▶ _Work order_: Search the records for the word "JSON" and copy every line in which it occurs.

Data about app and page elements
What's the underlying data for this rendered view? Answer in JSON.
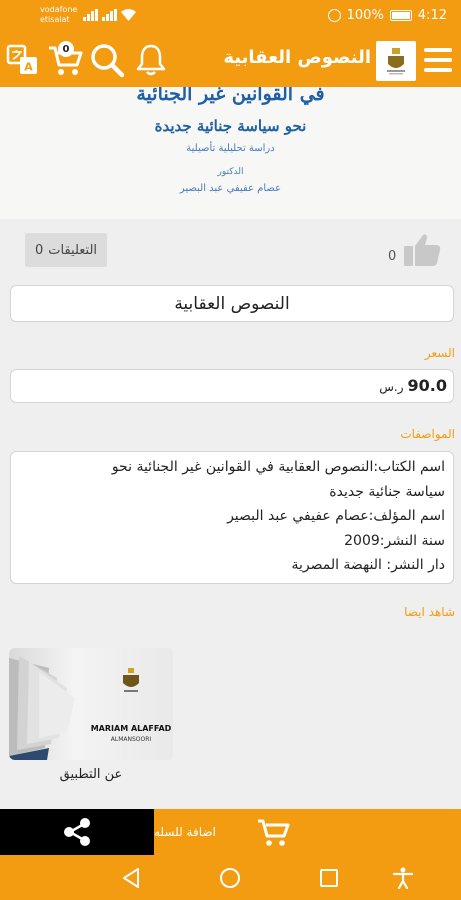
{
  "status_bar": {
    "carrier1": "vodafone",
    "carrier2": "etisalat",
    "battery": "100%",
    "time": "4:12"
  },
  "app_bar": {
    "title": "النصوص العقابية",
    "cart_count": "0"
  },
  "cover": {
    "line1": "في القوانين غير الجنائية",
    "line2": "نحو سياسة جنائية جديدة",
    "line3": "دراسة تحليلية تأصيلية",
    "line4": "الدكتور",
    "line5": "عصام عفيفي عبد البصير"
  },
  "engagement": {
    "likes": "0",
    "comments_count": "0",
    "comments_label": "التعليقات"
  },
  "product": {
    "name": "النصوص العقابية",
    "price_label": "السعر",
    "price": "90.0",
    "currency": "ر.س",
    "specs_label": "المواصفات",
    "specs": [
      "اسم الكتاب:النصوص العقابية في القوانين غير الجنائية نحو",
      "سياسة جنائية جديدة",
      "اسم المؤلف:عصام عفيفي عبد البصير",
      "سنة النشر:2009",
      "دار النشر: النهضة المصرية"
    ]
  },
  "related": {
    "label": "شاهد ايضا",
    "items": [
      {
        "logo_text1": "MARIAM ALAFFAD",
        "logo_text2": "ALMANSOORI",
        "caption": "عن التطبيق"
      }
    ]
  },
  "actions": {
    "add_to_cart": "اضافة للسله"
  },
  "colors": {
    "accent": "#f39c12",
    "share_bg": "#000000"
  },
  "icons": {
    "translate": "translate-icon",
    "cart": "cart-icon",
    "search": "search-icon",
    "bell": "bell-icon",
    "menu": "menu-icon",
    "like": "thumbs-up-icon",
    "share": "share-icon"
  }
}
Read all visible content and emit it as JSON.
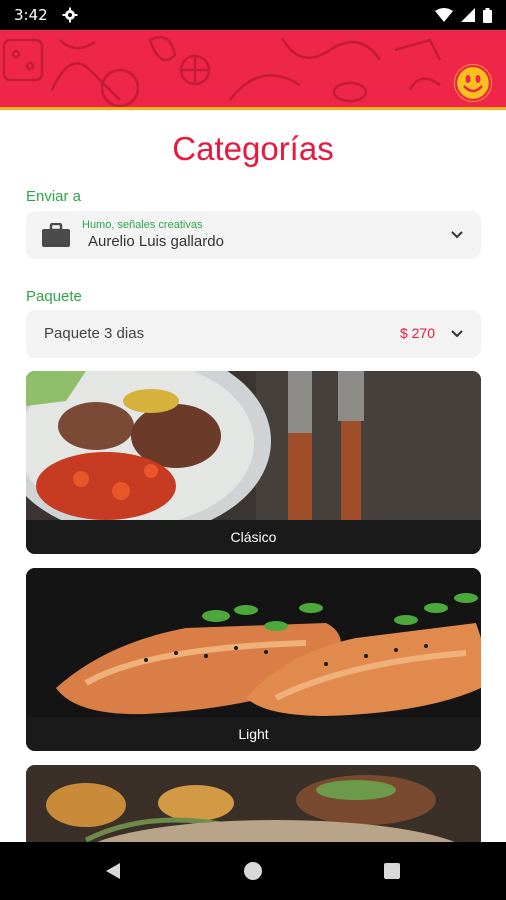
{
  "status_bar": {
    "time": "3:42"
  },
  "page": {
    "title": "Categorías"
  },
  "delivery": {
    "label": "Enviar a",
    "subtitle": "Humo, señales creativas",
    "name": "Aurelio Luis gallardo"
  },
  "package": {
    "label": "Paquete",
    "name": "Paquete 3 dias",
    "price": "$ 270"
  },
  "categories": [
    {
      "label": "Clásico"
    },
    {
      "label": "Light"
    },
    {
      "label": ""
    }
  ],
  "colors": {
    "brand_red": "#ee2649",
    "title_red": "#e8183e",
    "label_green": "#2ca64a",
    "accent_yellow": "#f7c21c"
  }
}
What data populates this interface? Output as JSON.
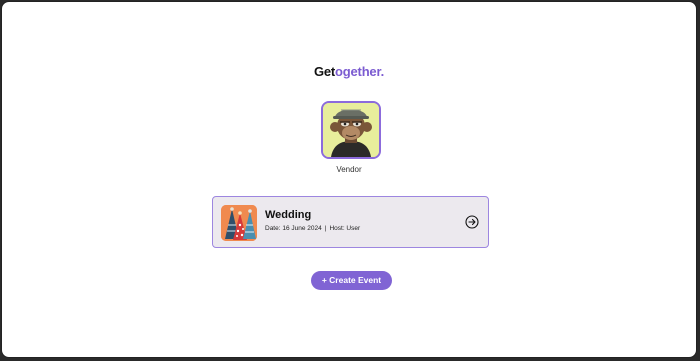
{
  "brand": {
    "prefix": "Get",
    "suffix": "ogether."
  },
  "profile": {
    "role_label": "Vendor"
  },
  "event": {
    "title": "Wedding",
    "date_label": "Date: 16 June 2024",
    "separator": "|",
    "host_label": "Host: User"
  },
  "actions": {
    "create_event_label": "+ Create Event"
  },
  "colors": {
    "accent": "#7b5bd1",
    "button": "#8064d4",
    "card_bg": "#ece9ee",
    "avatar_bg": "#e8ee9c"
  },
  "icons": {
    "event_open": "arrow-right-circle-icon",
    "event_thumbnail": "party-hats-icon",
    "avatar": "ape-avatar-icon"
  }
}
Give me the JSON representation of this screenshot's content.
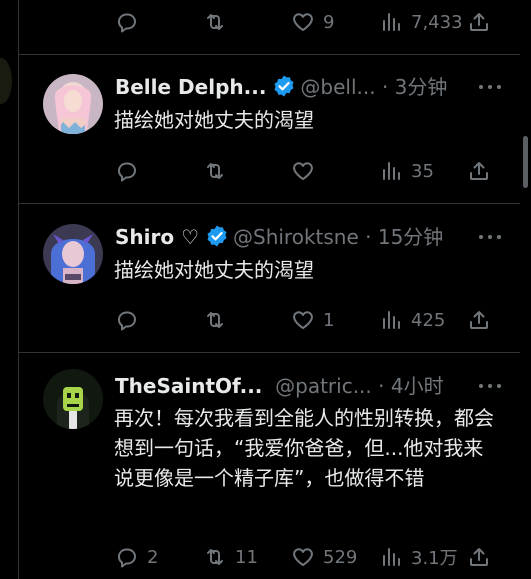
{
  "top_actions": {
    "replies": "",
    "retweets": "",
    "likes": "9",
    "views": "7,433"
  },
  "tweets": [
    {
      "name": "Belle Delph...",
      "handle": "@bell...",
      "time": "· 3分钟",
      "text": "描绘她对她丈夫的渴望",
      "replies": "",
      "retweets": "",
      "likes": "",
      "views": "35",
      "verified": true
    },
    {
      "name": "Shiro ♡",
      "handle": "@Shiroktsne",
      "time": "· 15分钟",
      "text": "描绘她对她丈夫的渴望",
      "replies": "",
      "retweets": "",
      "likes": "1",
      "views": "425",
      "verified": true
    },
    {
      "name": "TheSaintOf...",
      "handle": "@patric...",
      "time": "· 4小时",
      "text": "再次！每次我看到全能人的性别转换，都会想到一句话，“我爱你爸爸，但...他对我来说更像是一个精子库”，也做得不错",
      "replies": "2",
      "retweets": "11",
      "likes": "529",
      "views": "3.1万",
      "verified": false
    }
  ],
  "colors": {
    "background": "#000000",
    "text": "#e7e9ea",
    "muted": "#71767b",
    "divider": "#2f3336",
    "verified": "#1d9bf0"
  }
}
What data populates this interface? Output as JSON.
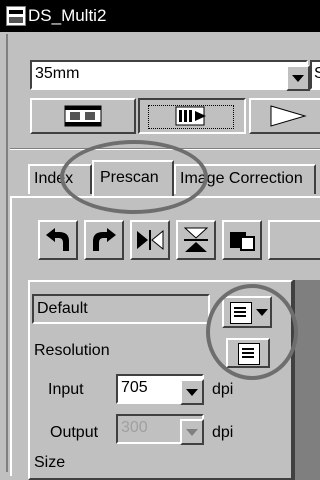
{
  "window": {
    "title": "DS_Multi2",
    "icon": "scanner-app-icon"
  },
  "film_type": {
    "value": "35mm",
    "next_value_fragment": "S",
    "options_visible": [
      "35mm"
    ]
  },
  "mode_buttons": [
    {
      "name": "filmstrip-mode",
      "icon": "filmstrip-icon",
      "pressed": false
    },
    {
      "name": "slide-mode",
      "icon": "slide-icon",
      "pressed": true
    },
    {
      "name": "play-mode",
      "icon": "play-icon",
      "pressed": false
    }
  ],
  "tabs": [
    {
      "label": "Index",
      "active": false
    },
    {
      "label": "Prescan",
      "active": true
    },
    {
      "label": "Image Correction",
      "active": false
    }
  ],
  "toolbar_icons": [
    "rotate-left-icon",
    "rotate-right-icon",
    "flip-horizontal-icon",
    "flip-vertical-icon",
    "crop-icon"
  ],
  "settings": {
    "value": "Default"
  },
  "resolution": {
    "label": "Resolution",
    "input_label": "Input",
    "input_value": "705",
    "input_unit": "dpi",
    "output_label": "Output",
    "output_value": "300",
    "output_unit": "dpi",
    "output_enabled": false
  },
  "size_label": "Size",
  "colors": {
    "ellipse": "#6e6e6e",
    "face": "#c0c0c0",
    "preview": "#7f7f7f"
  }
}
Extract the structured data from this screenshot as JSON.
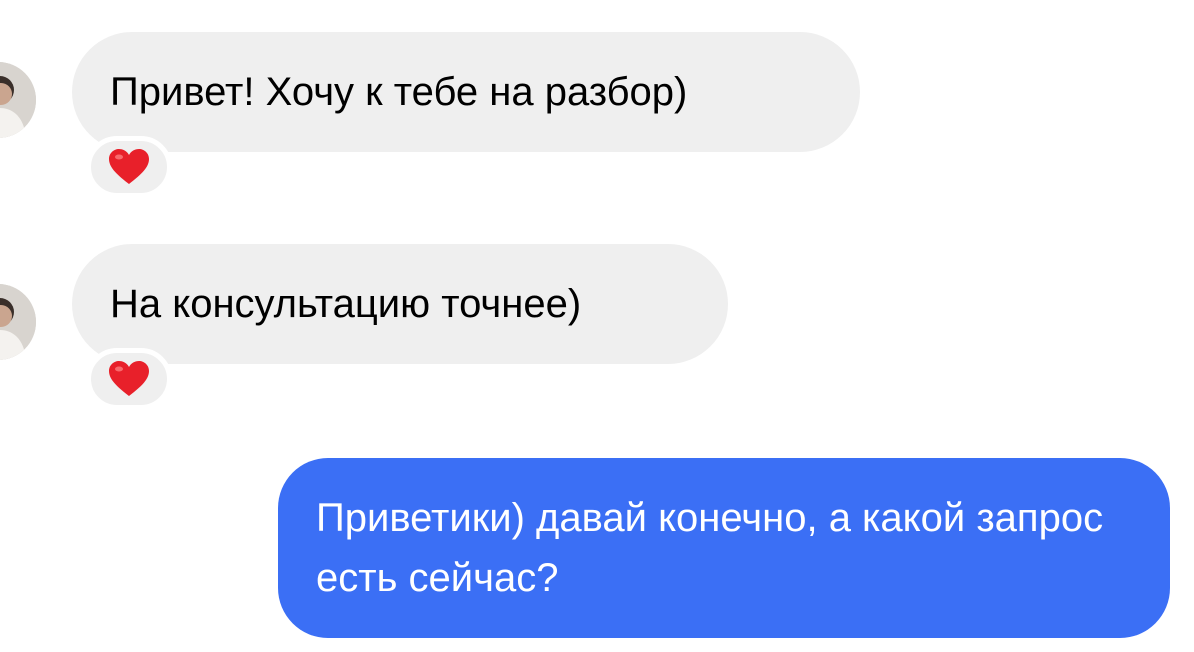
{
  "messages": [
    {
      "direction": "incoming",
      "text": "Привет! Хочу к тебе на разбор)",
      "reaction": "heart-icon"
    },
    {
      "direction": "incoming",
      "text": "На консультацию точнее)",
      "reaction": "heart-icon"
    },
    {
      "direction": "outgoing",
      "text": "Приветики) давай конечно, а какой запрос есть сейчас?"
    }
  ],
  "colors": {
    "incoming_bubble": "#efefef",
    "outgoing_bubble": "#3b6ff5",
    "reaction_heart": "#e8202a"
  }
}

▶ _Solved problem_:
What's the underlying data for this rendered view? Answer in JSON.
Read all visible content and emit it as JSON.
What data populates this interface? Output as JSON.
Give me the JSON representation of this screenshot's content.
What data populates this interface? Output as JSON.
Extract the structured data from this screenshot as JSON.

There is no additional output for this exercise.